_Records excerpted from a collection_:
====================

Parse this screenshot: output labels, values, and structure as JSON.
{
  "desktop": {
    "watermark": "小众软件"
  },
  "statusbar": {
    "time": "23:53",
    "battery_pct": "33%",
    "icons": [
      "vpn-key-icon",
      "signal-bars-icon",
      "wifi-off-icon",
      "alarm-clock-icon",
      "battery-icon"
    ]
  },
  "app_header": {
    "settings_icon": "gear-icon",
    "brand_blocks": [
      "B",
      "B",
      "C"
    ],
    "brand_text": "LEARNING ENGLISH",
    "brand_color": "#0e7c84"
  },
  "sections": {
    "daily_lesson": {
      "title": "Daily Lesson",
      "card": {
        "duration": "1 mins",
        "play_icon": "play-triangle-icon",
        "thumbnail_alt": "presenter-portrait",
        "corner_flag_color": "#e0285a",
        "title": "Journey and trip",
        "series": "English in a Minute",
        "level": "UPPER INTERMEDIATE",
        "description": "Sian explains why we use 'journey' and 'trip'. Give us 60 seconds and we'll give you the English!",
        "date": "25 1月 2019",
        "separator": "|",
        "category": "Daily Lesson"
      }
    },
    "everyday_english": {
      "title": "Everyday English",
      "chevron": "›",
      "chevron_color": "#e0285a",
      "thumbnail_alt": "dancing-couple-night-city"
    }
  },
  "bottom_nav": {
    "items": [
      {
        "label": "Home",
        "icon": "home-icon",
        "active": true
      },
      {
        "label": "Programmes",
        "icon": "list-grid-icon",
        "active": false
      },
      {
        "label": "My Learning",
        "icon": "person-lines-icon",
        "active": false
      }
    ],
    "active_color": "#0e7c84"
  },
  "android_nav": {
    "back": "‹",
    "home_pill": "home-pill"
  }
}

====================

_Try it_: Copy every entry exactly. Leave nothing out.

_Completed exercise_:
Parse this screenshot: output labels, values, and structure as JSON.
{
  "desktop": {
    "watermark": "小众软件"
  },
  "statusbar": {
    "time": "23:53",
    "battery_pct": "33%",
    "icons": [
      "vpn-key-icon",
      "signal-bars-icon",
      "wifi-off-icon",
      "alarm-clock-icon",
      "battery-icon"
    ]
  },
  "app_header": {
    "settings_icon": "gear-icon",
    "brand_blocks": [
      "B",
      "B",
      "C"
    ],
    "brand_text": "LEARNING ENGLISH",
    "brand_color": "#0e7c84"
  },
  "sections": {
    "daily_lesson": {
      "title": "Daily Lesson",
      "card": {
        "duration": "1 mins",
        "play_icon": "play-triangle-icon",
        "thumbnail_alt": "presenter-portrait",
        "corner_flag_color": "#e0285a",
        "title": "Journey and trip",
        "series": "English in a Minute",
        "level": "UPPER INTERMEDIATE",
        "description": "Sian explains why we use 'journey' and 'trip'. Give us 60 seconds and we'll give you the English!",
        "date": "25 1月 2019",
        "separator": "|",
        "category": "Daily Lesson"
      }
    },
    "everyday_english": {
      "title": "Everyday English",
      "chevron": "›",
      "chevron_color": "#e0285a",
      "thumbnail_alt": "dancing-couple-night-city"
    }
  },
  "bottom_nav": {
    "items": [
      {
        "label": "Home",
        "icon": "home-icon",
        "active": true
      },
      {
        "label": "Programmes",
        "icon": "list-grid-icon",
        "active": false
      },
      {
        "label": "My Learning",
        "icon": "person-lines-icon",
        "active": false
      }
    ],
    "active_color": "#0e7c84"
  },
  "android_nav": {
    "back": "‹",
    "home_pill": "home-pill"
  }
}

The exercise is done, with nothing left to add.